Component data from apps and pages

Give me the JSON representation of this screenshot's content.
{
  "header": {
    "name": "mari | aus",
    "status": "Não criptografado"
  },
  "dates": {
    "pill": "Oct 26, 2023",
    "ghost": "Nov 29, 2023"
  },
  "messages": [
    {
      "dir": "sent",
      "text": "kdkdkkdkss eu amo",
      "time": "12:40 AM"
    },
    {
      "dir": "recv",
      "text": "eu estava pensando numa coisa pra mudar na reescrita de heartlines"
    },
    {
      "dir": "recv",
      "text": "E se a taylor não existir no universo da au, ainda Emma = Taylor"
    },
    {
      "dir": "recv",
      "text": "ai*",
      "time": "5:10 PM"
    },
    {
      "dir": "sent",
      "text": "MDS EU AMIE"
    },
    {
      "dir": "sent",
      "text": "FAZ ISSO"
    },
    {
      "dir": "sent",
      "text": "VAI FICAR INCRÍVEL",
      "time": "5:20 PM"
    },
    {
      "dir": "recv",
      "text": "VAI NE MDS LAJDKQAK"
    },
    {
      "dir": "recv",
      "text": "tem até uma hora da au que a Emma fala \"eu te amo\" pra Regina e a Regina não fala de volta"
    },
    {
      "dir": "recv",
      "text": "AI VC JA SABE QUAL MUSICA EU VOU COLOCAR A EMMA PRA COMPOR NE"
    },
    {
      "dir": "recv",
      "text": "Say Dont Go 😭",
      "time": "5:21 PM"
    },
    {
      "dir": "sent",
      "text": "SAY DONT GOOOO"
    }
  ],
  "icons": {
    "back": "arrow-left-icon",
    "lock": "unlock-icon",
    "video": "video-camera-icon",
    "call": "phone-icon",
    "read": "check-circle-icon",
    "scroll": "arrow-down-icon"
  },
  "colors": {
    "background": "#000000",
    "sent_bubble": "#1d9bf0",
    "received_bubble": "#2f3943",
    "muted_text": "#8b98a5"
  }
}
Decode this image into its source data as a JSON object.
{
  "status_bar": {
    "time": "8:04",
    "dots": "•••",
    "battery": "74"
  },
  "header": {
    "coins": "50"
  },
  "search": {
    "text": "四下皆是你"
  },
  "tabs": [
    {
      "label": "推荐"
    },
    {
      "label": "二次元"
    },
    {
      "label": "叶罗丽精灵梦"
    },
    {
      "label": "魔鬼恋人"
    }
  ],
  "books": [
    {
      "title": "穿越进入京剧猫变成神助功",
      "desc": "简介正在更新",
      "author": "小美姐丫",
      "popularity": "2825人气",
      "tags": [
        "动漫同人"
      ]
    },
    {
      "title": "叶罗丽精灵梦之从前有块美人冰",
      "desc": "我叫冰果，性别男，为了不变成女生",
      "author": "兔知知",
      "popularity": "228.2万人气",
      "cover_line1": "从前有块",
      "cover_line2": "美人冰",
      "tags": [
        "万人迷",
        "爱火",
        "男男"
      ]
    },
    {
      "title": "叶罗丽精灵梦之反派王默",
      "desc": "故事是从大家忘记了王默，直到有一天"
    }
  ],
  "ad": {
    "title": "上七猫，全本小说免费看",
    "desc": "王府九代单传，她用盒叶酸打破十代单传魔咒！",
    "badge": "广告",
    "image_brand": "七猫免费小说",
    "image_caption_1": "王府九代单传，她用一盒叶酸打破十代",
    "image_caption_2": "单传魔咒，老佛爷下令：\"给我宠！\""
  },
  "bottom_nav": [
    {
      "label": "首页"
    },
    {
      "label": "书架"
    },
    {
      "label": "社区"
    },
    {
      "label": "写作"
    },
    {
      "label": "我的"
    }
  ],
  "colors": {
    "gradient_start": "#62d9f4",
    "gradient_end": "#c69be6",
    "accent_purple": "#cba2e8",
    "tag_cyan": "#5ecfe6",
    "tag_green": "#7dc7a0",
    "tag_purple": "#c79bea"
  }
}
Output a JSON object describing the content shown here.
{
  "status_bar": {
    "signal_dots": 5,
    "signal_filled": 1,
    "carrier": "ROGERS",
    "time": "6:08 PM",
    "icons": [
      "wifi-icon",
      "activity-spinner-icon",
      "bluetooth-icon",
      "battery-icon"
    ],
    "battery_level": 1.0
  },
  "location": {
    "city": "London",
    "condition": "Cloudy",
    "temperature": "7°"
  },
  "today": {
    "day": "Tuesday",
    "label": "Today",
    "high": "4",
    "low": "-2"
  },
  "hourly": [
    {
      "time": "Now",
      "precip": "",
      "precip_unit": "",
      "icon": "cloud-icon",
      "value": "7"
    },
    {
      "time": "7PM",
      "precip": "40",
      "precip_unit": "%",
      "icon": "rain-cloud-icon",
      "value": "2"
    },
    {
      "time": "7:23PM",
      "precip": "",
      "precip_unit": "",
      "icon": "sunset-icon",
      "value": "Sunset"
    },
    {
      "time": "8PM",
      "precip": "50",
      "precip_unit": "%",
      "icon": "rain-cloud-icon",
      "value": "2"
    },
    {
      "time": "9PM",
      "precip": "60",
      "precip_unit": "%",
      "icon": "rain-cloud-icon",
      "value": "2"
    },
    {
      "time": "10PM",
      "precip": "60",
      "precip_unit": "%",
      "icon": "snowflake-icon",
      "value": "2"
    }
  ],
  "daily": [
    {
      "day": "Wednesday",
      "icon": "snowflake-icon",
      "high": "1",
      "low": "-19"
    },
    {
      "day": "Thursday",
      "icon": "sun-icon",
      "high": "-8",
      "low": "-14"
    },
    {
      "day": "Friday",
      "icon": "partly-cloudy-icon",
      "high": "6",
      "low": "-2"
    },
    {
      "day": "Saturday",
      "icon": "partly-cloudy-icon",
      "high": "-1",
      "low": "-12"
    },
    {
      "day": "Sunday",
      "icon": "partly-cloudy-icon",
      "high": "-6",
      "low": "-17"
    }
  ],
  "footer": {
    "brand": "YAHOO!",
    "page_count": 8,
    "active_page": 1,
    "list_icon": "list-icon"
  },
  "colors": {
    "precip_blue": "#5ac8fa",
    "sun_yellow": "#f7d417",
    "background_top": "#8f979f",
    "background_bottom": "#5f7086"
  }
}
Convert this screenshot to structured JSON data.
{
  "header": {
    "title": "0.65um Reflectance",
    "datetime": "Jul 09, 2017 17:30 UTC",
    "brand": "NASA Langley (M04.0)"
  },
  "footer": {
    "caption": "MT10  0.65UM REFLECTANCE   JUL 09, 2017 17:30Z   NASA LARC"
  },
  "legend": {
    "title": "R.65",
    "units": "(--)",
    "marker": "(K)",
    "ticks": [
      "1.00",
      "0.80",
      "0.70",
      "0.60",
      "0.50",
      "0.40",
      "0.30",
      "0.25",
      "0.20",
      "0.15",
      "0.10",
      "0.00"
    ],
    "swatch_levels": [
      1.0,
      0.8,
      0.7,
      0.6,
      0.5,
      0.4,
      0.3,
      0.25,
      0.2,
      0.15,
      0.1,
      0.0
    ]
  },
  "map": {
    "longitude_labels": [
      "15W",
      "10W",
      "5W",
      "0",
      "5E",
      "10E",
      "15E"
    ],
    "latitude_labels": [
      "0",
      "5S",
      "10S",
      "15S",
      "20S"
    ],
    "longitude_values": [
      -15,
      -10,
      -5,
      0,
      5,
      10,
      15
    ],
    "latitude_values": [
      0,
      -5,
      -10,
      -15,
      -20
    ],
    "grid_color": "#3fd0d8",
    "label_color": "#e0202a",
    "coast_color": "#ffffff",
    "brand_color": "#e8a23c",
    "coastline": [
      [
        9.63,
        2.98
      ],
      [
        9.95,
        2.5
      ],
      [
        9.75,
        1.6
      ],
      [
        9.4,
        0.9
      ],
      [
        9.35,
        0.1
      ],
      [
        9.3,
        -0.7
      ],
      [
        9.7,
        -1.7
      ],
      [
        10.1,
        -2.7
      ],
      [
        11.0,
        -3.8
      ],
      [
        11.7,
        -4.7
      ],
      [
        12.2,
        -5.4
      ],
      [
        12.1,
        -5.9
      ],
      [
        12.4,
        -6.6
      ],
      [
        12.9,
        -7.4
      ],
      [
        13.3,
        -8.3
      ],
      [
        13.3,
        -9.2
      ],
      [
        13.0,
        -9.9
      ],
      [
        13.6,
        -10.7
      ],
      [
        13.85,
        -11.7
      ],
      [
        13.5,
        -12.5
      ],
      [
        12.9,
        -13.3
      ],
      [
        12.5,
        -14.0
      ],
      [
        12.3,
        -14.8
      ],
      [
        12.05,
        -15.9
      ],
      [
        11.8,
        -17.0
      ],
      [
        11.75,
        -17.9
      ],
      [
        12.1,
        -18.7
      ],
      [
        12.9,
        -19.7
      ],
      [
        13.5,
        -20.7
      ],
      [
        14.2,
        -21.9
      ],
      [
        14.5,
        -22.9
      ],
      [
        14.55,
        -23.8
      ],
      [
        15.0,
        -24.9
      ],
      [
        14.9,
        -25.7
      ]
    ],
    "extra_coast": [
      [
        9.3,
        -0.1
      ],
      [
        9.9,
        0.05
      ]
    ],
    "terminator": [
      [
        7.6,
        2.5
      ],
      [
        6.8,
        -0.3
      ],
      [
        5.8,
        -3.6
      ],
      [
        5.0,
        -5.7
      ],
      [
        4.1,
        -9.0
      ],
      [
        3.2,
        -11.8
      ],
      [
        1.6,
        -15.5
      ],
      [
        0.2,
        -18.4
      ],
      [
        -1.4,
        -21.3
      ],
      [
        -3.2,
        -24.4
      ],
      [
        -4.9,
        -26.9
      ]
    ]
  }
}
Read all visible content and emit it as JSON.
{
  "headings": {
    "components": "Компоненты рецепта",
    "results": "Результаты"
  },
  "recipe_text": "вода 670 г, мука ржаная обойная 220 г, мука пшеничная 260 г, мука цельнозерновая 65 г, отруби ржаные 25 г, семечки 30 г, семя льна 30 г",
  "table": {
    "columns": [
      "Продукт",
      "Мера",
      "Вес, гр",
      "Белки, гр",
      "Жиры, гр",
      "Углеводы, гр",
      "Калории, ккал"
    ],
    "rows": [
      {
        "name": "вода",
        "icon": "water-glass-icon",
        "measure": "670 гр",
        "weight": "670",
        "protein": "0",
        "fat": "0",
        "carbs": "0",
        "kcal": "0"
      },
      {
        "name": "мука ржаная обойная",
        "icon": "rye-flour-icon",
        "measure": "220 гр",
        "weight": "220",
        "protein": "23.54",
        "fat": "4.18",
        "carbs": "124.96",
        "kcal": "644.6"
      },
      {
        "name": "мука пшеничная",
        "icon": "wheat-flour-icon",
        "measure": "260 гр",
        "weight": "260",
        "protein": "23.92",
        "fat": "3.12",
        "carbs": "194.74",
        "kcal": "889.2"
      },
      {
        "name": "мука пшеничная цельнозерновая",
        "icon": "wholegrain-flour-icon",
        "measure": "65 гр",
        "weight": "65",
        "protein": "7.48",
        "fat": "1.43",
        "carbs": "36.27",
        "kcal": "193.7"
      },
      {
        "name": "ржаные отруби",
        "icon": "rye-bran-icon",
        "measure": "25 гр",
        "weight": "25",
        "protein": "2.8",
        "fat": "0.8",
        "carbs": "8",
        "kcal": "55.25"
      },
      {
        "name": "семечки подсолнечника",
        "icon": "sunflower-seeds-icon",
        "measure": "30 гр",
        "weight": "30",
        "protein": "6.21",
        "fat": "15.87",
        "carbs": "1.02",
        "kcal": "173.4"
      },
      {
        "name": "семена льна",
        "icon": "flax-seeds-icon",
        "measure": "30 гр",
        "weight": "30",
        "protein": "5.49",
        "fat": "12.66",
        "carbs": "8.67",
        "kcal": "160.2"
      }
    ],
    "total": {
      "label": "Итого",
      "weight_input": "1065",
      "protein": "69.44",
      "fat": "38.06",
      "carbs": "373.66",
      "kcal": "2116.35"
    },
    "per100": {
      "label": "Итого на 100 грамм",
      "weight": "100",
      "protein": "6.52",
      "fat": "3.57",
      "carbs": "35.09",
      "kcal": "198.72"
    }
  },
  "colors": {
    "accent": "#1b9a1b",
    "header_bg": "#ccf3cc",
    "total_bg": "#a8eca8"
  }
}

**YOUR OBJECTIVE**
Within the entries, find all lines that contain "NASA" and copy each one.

**WRITTEN RESPONSE**
    "brand": "NASA Langley (M04.0)"
    "caption": "MT10  0.65UM REFLECTANCE   JUL 09, 2017 17:30Z   NASA LARC"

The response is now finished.